Go line by line through the listing below and copy those that hold "this".

Working data =>
--------------------------------------------------

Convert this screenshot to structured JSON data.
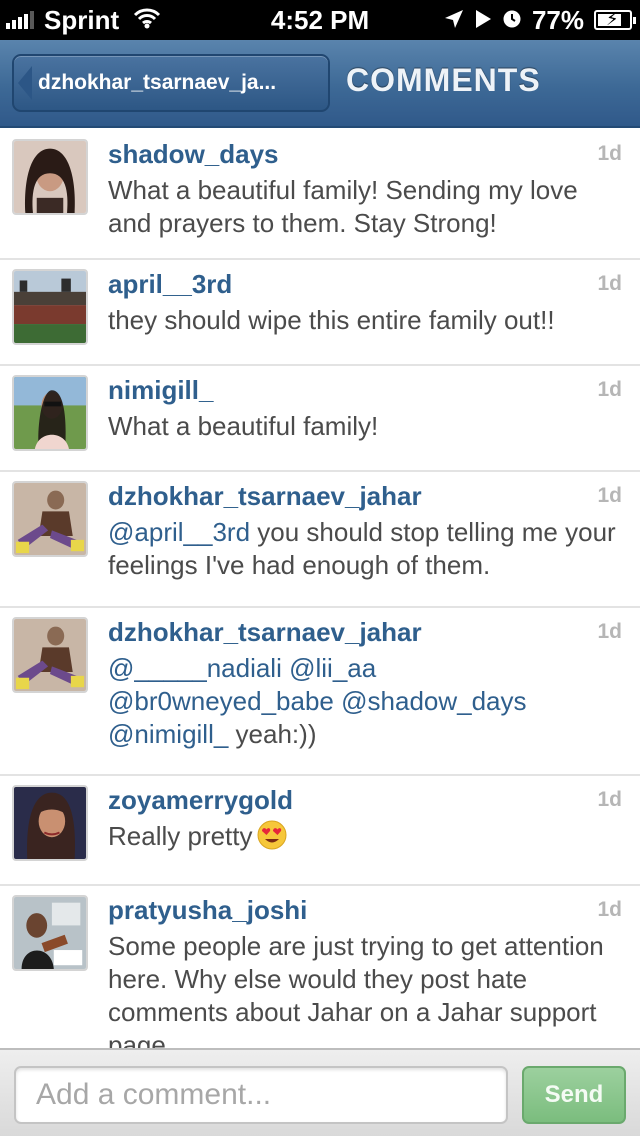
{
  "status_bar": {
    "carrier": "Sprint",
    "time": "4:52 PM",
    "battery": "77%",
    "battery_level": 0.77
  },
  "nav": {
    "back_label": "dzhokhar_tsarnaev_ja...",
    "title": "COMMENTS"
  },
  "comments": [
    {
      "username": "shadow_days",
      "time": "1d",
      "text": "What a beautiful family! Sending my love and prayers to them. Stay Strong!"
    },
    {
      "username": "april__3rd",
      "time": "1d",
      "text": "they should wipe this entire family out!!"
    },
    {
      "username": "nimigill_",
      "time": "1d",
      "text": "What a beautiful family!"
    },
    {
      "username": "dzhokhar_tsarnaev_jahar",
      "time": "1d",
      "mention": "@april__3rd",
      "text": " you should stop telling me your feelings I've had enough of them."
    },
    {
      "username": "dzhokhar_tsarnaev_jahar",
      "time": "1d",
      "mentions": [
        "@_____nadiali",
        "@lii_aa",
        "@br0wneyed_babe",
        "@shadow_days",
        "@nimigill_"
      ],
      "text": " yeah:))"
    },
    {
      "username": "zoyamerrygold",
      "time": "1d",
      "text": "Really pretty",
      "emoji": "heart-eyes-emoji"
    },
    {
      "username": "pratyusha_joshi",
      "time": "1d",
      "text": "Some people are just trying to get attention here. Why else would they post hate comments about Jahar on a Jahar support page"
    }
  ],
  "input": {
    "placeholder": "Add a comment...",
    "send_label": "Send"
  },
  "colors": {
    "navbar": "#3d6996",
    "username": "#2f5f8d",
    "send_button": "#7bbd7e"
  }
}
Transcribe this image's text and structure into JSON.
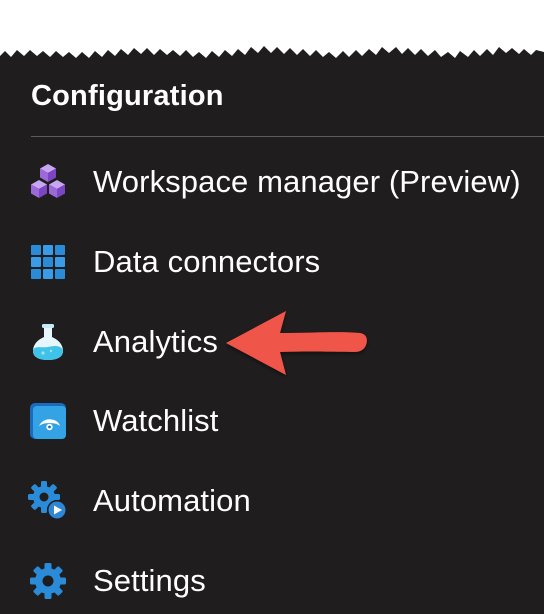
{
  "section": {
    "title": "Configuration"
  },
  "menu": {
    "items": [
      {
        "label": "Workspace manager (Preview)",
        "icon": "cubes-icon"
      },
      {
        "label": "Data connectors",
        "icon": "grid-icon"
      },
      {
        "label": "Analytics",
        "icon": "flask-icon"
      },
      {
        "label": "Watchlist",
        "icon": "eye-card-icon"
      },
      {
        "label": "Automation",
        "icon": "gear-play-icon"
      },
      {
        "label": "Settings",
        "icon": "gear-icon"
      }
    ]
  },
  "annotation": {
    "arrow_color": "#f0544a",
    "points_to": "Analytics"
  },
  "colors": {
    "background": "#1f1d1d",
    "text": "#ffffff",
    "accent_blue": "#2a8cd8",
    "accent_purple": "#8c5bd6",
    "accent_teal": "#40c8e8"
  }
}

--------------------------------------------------

Reply =>
Convert this screenshot to structured JSON data.
      "text": "they should wipe this entire family out!!"
Transcribe this image's text and structure into JSON.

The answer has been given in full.